Entries taken from a collection ->
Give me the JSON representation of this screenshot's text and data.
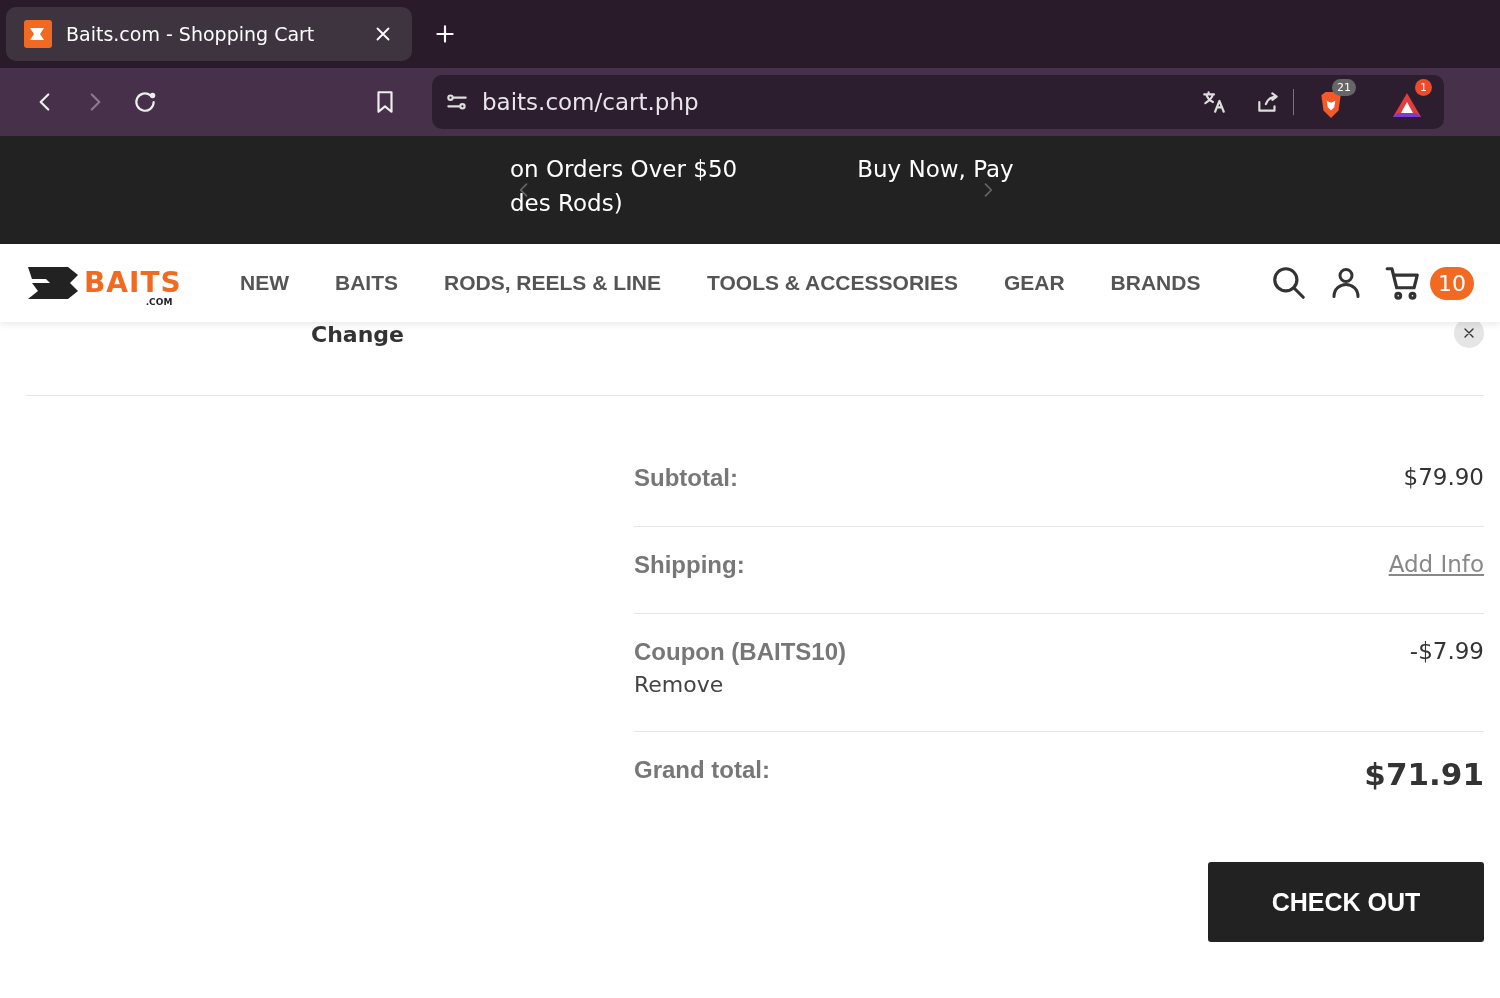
{
  "browser": {
    "tab": {
      "title": "Baits.com - Shopping Cart",
      "selected": true
    },
    "address": "baits.com/cart.php",
    "shields_count": "21",
    "rewards_count": "1"
  },
  "promo": {
    "lines": [
      "on Orders Over $50",
      "des Rods)"
    ],
    "second": "Buy Now, Pay"
  },
  "header": {
    "logo": {
      "word": "BAITS",
      "suffix": ".COM"
    },
    "nav": [
      "NEW",
      "BAITS",
      "RODS, REELS & LINE",
      "TOOLS & ACCESSORIES",
      "GEAR",
      "BRANDS"
    ],
    "cart_count": "10"
  },
  "cart_item": {
    "change": "Change"
  },
  "totals": [
    {
      "kind": "plain",
      "label": "Subtotal:",
      "value": "$79.90"
    },
    {
      "kind": "link",
      "label": "Shipping:",
      "value": "Add Info"
    },
    {
      "kind": "coupon",
      "label": "Coupon",
      "code": "(BAITS10)",
      "action": "Remove",
      "value": "-$7.99"
    },
    {
      "kind": "grand",
      "label": "Grand total:",
      "value": "$71.91"
    }
  ],
  "checkout": "CHECK OUT"
}
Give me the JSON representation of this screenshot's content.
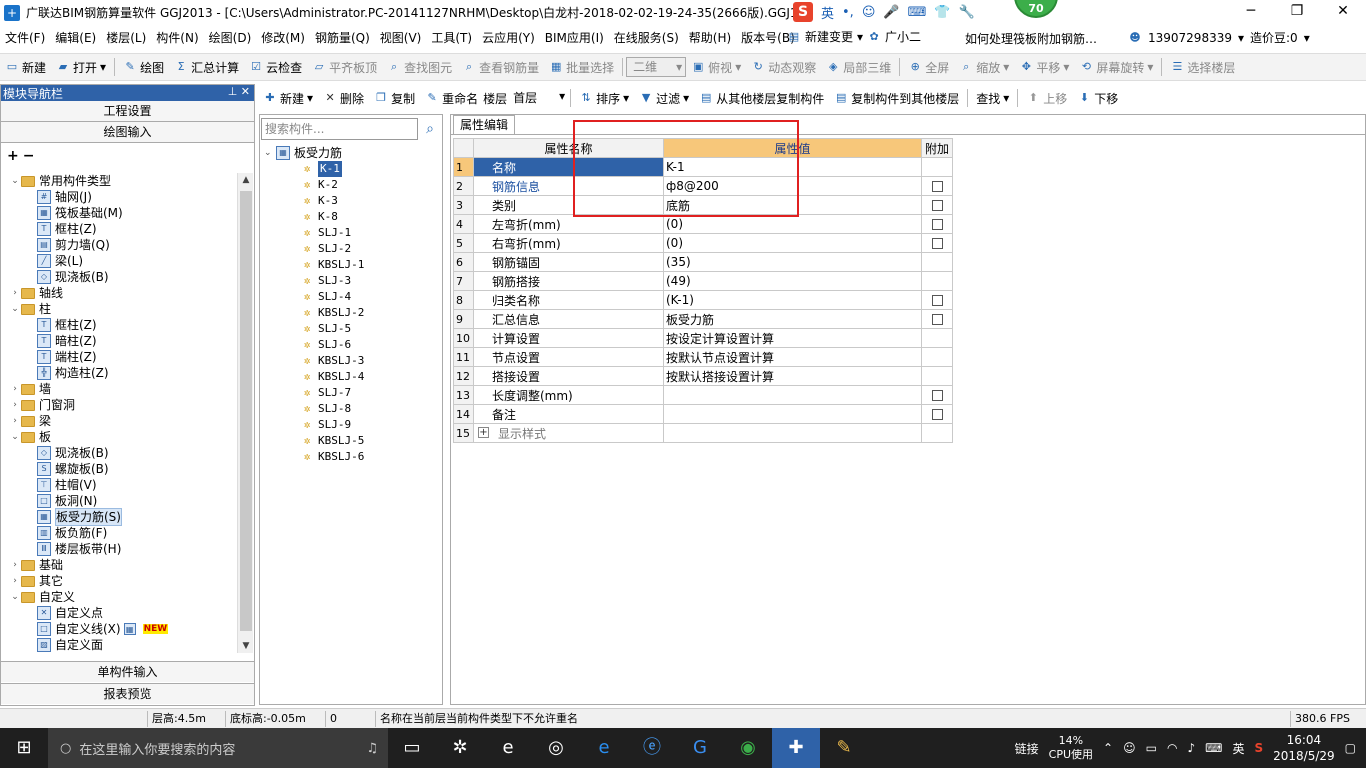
{
  "window": {
    "title": "广联达BIM钢筋算量软件 GGJ2013 - [C:\\Users\\Administrator.PC-20141127NRHM\\Desktop\\白龙村-2018-02-02-19-24-35(2666版).GGJ12]",
    "score": "70",
    "ime_items": [
      "英",
      "•,",
      "☺",
      "🎤",
      "⌨",
      "👕",
      "🔧"
    ]
  },
  "menu": {
    "items": [
      "文件(F)",
      "编辑(E)",
      "楼层(L)",
      "构件(N)",
      "绘图(D)",
      "修改(M)",
      "钢筋量(Q)",
      "视图(V)",
      "工具(T)",
      "云应用(Y)",
      "BIM应用(I)",
      "在线服务(S)",
      "帮助(H)",
      "版本号(B)"
    ],
    "new_change": "新建变更",
    "assistant": "广小二",
    "hint": "如何处理筏板附加钢筋…",
    "phone": "13907298339",
    "price": "造价豆:0"
  },
  "toolbar1": {
    "new": "新建",
    "open": "打开",
    "draw": "绘图",
    "sum": "汇总计算",
    "cloud_check": "云检查",
    "flat_top": "平齐板顶",
    "find_elem": "查找图元",
    "view_rebar": "查看钢筋量",
    "batch_select": "批量选择",
    "view_mode": "二维",
    "top_view": "俯视",
    "dynamic": "动态观察",
    "local3d": "局部三维",
    "fullscreen": "全屏",
    "zoom": "缩放",
    "pan": "平移",
    "rotate": "屏幕旋转",
    "select_floor": "选择楼层"
  },
  "nav": {
    "header": "模块导航栏",
    "pin": "⊥ ✕",
    "project_settings": "工程设置",
    "draw_input": "绘图输入",
    "tree": [
      {
        "level": 0,
        "exp": "⌄",
        "type": "folder",
        "label": "常用构件类型"
      },
      {
        "level": 1,
        "type": "leaf",
        "icon": "#",
        "label": "轴网(J)"
      },
      {
        "level": 1,
        "type": "leaf",
        "icon": "▦",
        "label": "筏板基础(M)"
      },
      {
        "level": 1,
        "type": "leaf",
        "icon": "T",
        "label": "框柱(Z)"
      },
      {
        "level": 1,
        "type": "leaf",
        "icon": "▤",
        "label": "剪力墙(Q)"
      },
      {
        "level": 1,
        "type": "leaf",
        "icon": "╱",
        "label": "梁(L)"
      },
      {
        "level": 1,
        "type": "leaf",
        "icon": "◇",
        "label": "现浇板(B)"
      },
      {
        "level": 0,
        "exp": "›",
        "type": "folder",
        "label": "轴线"
      },
      {
        "level": 0,
        "exp": "⌄",
        "type": "folder",
        "label": "柱"
      },
      {
        "level": 1,
        "type": "leaf",
        "icon": "T",
        "label": "框柱(Z)"
      },
      {
        "level": 1,
        "type": "leaf",
        "icon": "T",
        "label": "暗柱(Z)"
      },
      {
        "level": 1,
        "type": "leaf",
        "icon": "T",
        "label": "端柱(Z)"
      },
      {
        "level": 1,
        "type": "leaf",
        "icon": "╬",
        "label": "构造柱(Z)"
      },
      {
        "level": 0,
        "exp": "›",
        "type": "folder",
        "label": "墙"
      },
      {
        "level": 0,
        "exp": "›",
        "type": "folder",
        "label": "门窗洞"
      },
      {
        "level": 0,
        "exp": "›",
        "type": "folder",
        "label": "梁"
      },
      {
        "level": 0,
        "exp": "⌄",
        "type": "folder",
        "label": "板"
      },
      {
        "level": 1,
        "type": "leaf",
        "icon": "◇",
        "label": "现浇板(B)"
      },
      {
        "level": 1,
        "type": "leaf",
        "icon": "S",
        "label": "螺旋板(B)"
      },
      {
        "level": 1,
        "type": "leaf",
        "icon": "⊤",
        "label": "柱帽(V)"
      },
      {
        "level": 1,
        "type": "leaf",
        "icon": "□",
        "label": "板洞(N)"
      },
      {
        "level": 1,
        "type": "leaf",
        "icon": "▦",
        "label": "板受力筋(S)",
        "selected": true
      },
      {
        "level": 1,
        "type": "leaf",
        "icon": "▥",
        "label": "板负筋(F)"
      },
      {
        "level": 1,
        "type": "leaf",
        "icon": "Ⅲ",
        "label": "楼层板带(H)"
      },
      {
        "level": 0,
        "exp": "›",
        "type": "folder",
        "label": "基础"
      },
      {
        "level": 0,
        "exp": "›",
        "type": "folder",
        "label": "其它"
      },
      {
        "level": 0,
        "exp": "⌄",
        "type": "folder",
        "label": "自定义"
      },
      {
        "level": 1,
        "type": "leaf",
        "icon": "✕",
        "label": "自定义点"
      },
      {
        "level": 1,
        "type": "leaf",
        "icon": "□",
        "label": "自定义线(X)",
        "badge": "NEW"
      },
      {
        "level": 1,
        "type": "leaf",
        "icon": "▨",
        "label": "自定义面"
      }
    ],
    "single_input": "单构件输入",
    "report": "报表预览"
  },
  "toolbar2": {
    "new": "新建",
    "delete": "删除",
    "copy": "复制",
    "rename": "重命名",
    "floor_label": "楼层",
    "floor_value": "首层",
    "sort": "排序",
    "filter": "过滤",
    "copy_from": "从其他楼层复制构件",
    "copy_to": "复制构件到其他楼层",
    "find": "查找",
    "up": "上移",
    "down": "下移"
  },
  "components": {
    "search_placeholder": "搜索构件...",
    "root": "板受力筋",
    "items": [
      "K-1",
      "K-2",
      "K-3",
      "K-8",
      "SLJ-1",
      "SLJ-2",
      "KBSLJ-1",
      "SLJ-3",
      "SLJ-4",
      "KBSLJ-2",
      "SLJ-5",
      "SLJ-6",
      "KBSLJ-3",
      "KBSLJ-4",
      "SLJ-7",
      "SLJ-8",
      "SLJ-9",
      "KBSLJ-5",
      "KBSLJ-6"
    ],
    "selected": "K-1"
  },
  "props": {
    "tab": "属性编辑",
    "col_name": "属性名称",
    "col_value": "属性值",
    "col_add": "附加",
    "rows": [
      {
        "n": "1",
        "name": "名称",
        "value": "K-1",
        "chk": false,
        "selected": true
      },
      {
        "n": "2",
        "name": "钢筋信息",
        "value": "ф8@200",
        "chk": true,
        "link": true
      },
      {
        "n": "3",
        "name": "类别",
        "value": "底筋",
        "chk": true
      },
      {
        "n": "4",
        "name": "左弯折(mm)",
        "value": "(0)",
        "chk": true
      },
      {
        "n": "5",
        "name": "右弯折(mm)",
        "value": "(0)",
        "chk": true
      },
      {
        "n": "6",
        "name": "钢筋锚固",
        "value": "(35)",
        "chk": false
      },
      {
        "n": "7",
        "name": "钢筋搭接",
        "value": "(49)",
        "chk": false
      },
      {
        "n": "8",
        "name": "归类名称",
        "value": "(K-1)",
        "chk": true
      },
      {
        "n": "9",
        "name": "汇总信息",
        "value": "板受力筋",
        "chk": true
      },
      {
        "n": "10",
        "name": "计算设置",
        "value": "按设定计算设置计算",
        "chk": false
      },
      {
        "n": "11",
        "name": "节点设置",
        "value": "按默认节点设置计算",
        "chk": false
      },
      {
        "n": "12",
        "name": "搭接设置",
        "value": "按默认搭接设置计算",
        "chk": false
      },
      {
        "n": "13",
        "name": "长度调整(mm)",
        "value": "",
        "chk": true
      },
      {
        "n": "14",
        "name": "备注",
        "value": "",
        "chk": true
      },
      {
        "n": "15",
        "name": "显示样式",
        "value": "",
        "chk": false,
        "muted": true,
        "plus": true
      }
    ]
  },
  "status": {
    "floor_height": "层高:4.5m",
    "bottom_height": "底标高:-0.05m",
    "zero": "0",
    "message": "名称在当前层当前构件类型下不允许重名",
    "fps": "380.6 FPS"
  },
  "taskbar": {
    "search_placeholder": "在这里输入你要搜索的内容",
    "link": "链接",
    "cpu_pct": "14%",
    "cpu_label": "CPU使用",
    "lang": "英",
    "time": "16:04",
    "date": "2018/5/29"
  }
}
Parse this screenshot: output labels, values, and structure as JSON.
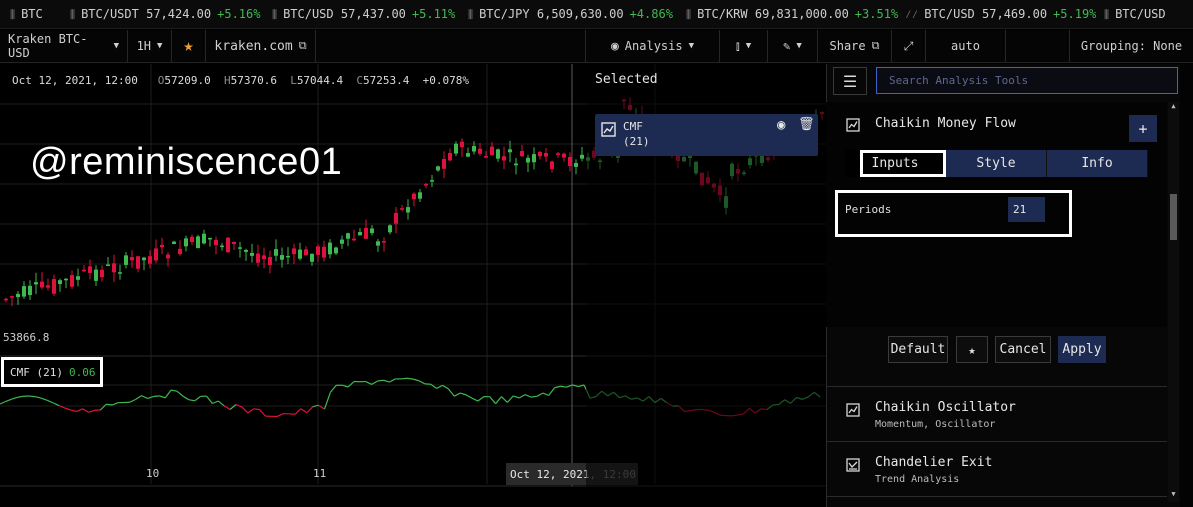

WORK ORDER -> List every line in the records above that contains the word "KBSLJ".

RESPONSE BELOW ->
      "KBSLJ-1",
      "KBSLJ-2",
      "KBSLJ-3",
      "KBSLJ-4",
      "KBSLJ-5",
      "KBSLJ-6"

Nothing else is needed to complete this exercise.